New Mexico high school students already must take at least one course in a language other than English to obtain a diploma.
“Districts could still teach Latin, French or Spanish, but it provides the incentive for them to incorporate (computer) coding into their curriculum without it being an unfunded mandate,” Candelaria told the Albuquerque Journal.
It’s not a unique idea: Last week, Kentucky’s Senate Education Committee endorsed allowing students to substitute computer programming for foreign language requirements by a vote of 10 to 1. Republican state Sen. David Givens sponsored the measure, he said, to “make room in the curriculum and in the electives to try and drive computer programming closer to the start of that student’s high school studies.”
The goal, both Candelaria and Givens said, is to encourage students to go into the field of computer science, where starting salaries are well above the national average.
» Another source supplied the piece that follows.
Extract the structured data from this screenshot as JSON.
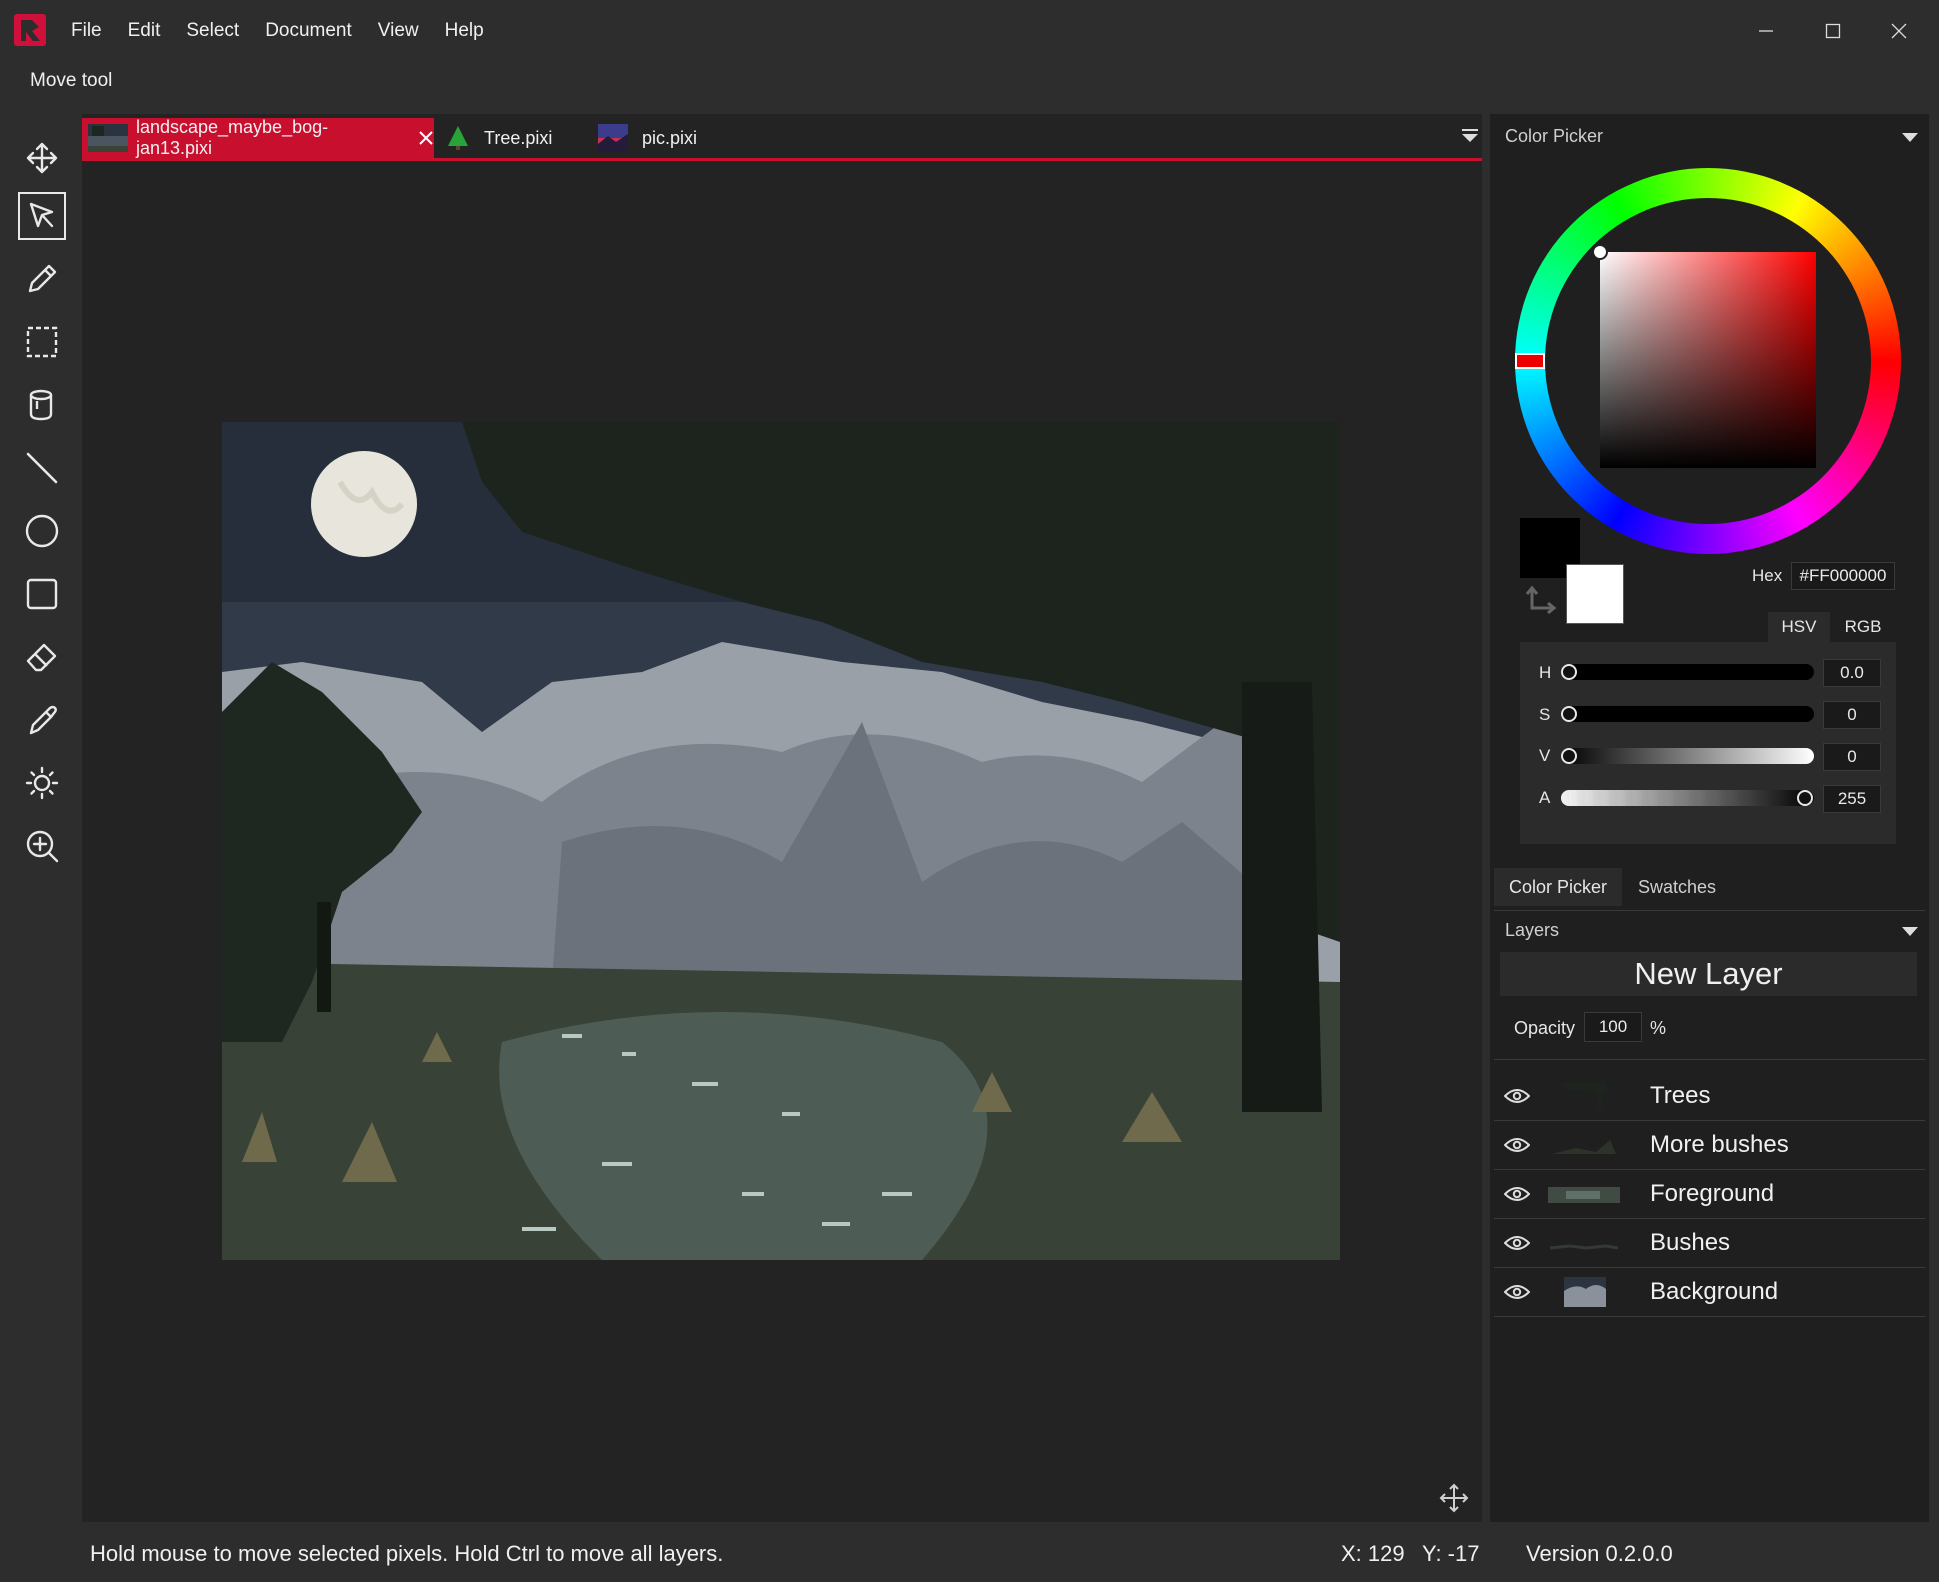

Nationally, just 2.4 percent of college graduates received computer science degrees in 2010, according to the National Center for Education Statistics. Computer science degrees peaked in the 2003-2004 school year, when they accounted for 59,488 of about 1.4 million degrees conferred, or about 4.25 percent of all college degrees that year.
U.S. Rep. Tony Cardenas (D-Calif.), a freshman from the Los Angeles area, has introduced legislation in Congress that would provide incentives for school districts that teach computer programming.